Erin McElroy, Meredith Whittaker, and Nicole E. Weber in Public Books:
Throughout the pandemic, new surveillance systems—used by landlords, educational institutions, and employers—have converged, capturing new forms of data and exerting new forms of control in domestic spaces. COVID-19 prompted bosses and schools to accelerate the deployment of surveillance and tracking systems. As the pandemic drags on, many are still monitoring and assessing remote learners and workers in their most intimate environments. Landlords, meanwhile, took the pandemic as a time to promise “touchless” convenience and increased control over the homes of their tenants, rushing to install tracking systems in renters’ homes. Whatever the marketing promises, ultimately landlords’, bosses’, and schools’ intrusion of surveillance technologies into the home extends the carceral state into domestic spaces. In doing so, it also reveals the mutability of surveillance and assessment technologies, and the way the same systems can play many roles, while ultimately serving the powerful.

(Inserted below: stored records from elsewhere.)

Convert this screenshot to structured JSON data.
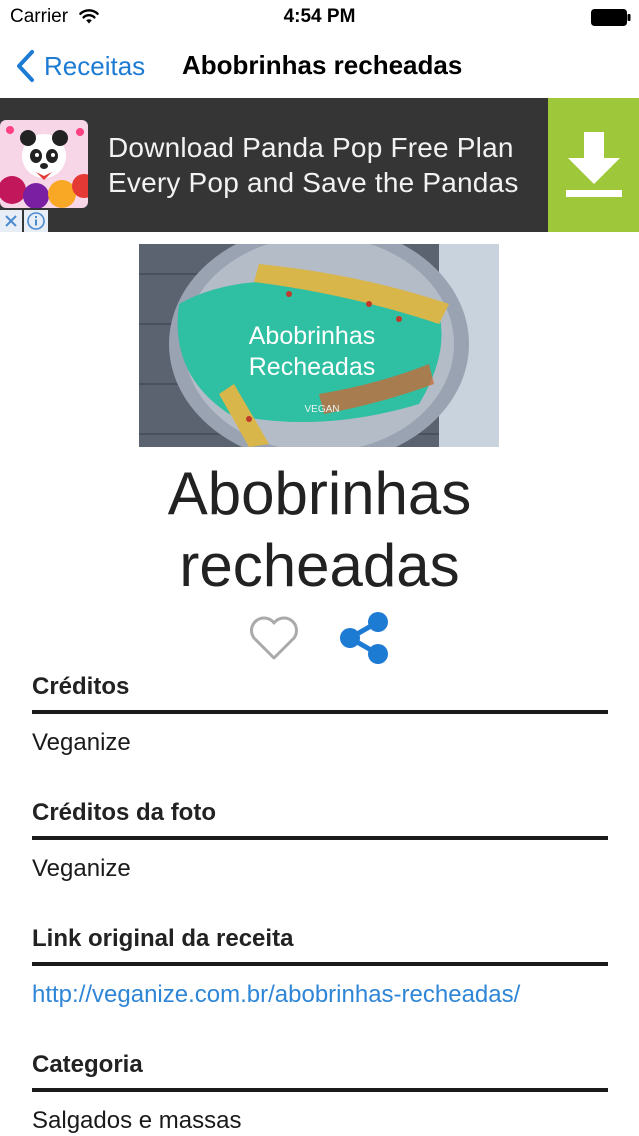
{
  "status_bar": {
    "carrier": "Carrier",
    "time": "4:54 PM",
    "wifi_icon": "wifi-icon",
    "battery_icon": "battery-icon"
  },
  "nav": {
    "back_label": "Receitas",
    "title": "Abobrinhas recheadas",
    "accent_color": "#1d7bd4"
  },
  "ad": {
    "line1": "Download Panda Pop Free Plan",
    "line2": "Every Pop and Save the Pandas",
    "download_icon": "download-arrow-icon",
    "download_color": "#9ec83a",
    "close_icon": "close-icon",
    "info_icon": "info-icon"
  },
  "recipe": {
    "image_title_line1": "Abobrinhas",
    "image_title_line2": "Recheadas",
    "image_badge": "VEGAN",
    "title_line1": "Abobrinhas",
    "title_line2": "recheadas",
    "favorite_icon": "heart-outline-icon",
    "share_icon": "share-icon"
  },
  "sections": [
    {
      "heading": "Créditos",
      "value": "Veganize"
    },
    {
      "heading": "Créditos da foto",
      "value": "Veganize"
    },
    {
      "heading": "Link original da receita",
      "value": "http://veganize.com.br/abobrinhas-recheadas/"
    },
    {
      "heading": "Categoria",
      "value": "Salgados e massas"
    }
  ]
}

Abolitionist organizers and scholars have long demonstrated the ways in which the carceral state exists well beyond prisons, jails, and police. As Michelle Alexander reminds us in her foreword to the excellent book Prison by Any Other Name, “‘Mass incarceration’ should be understood to encompass all versions of racial and social control wherever they can be found, including prisons, jails, schools, forced ‘treatment’ centers, and immigrant detention centers, as well as homes and neighborhoods converted to digital prisons.”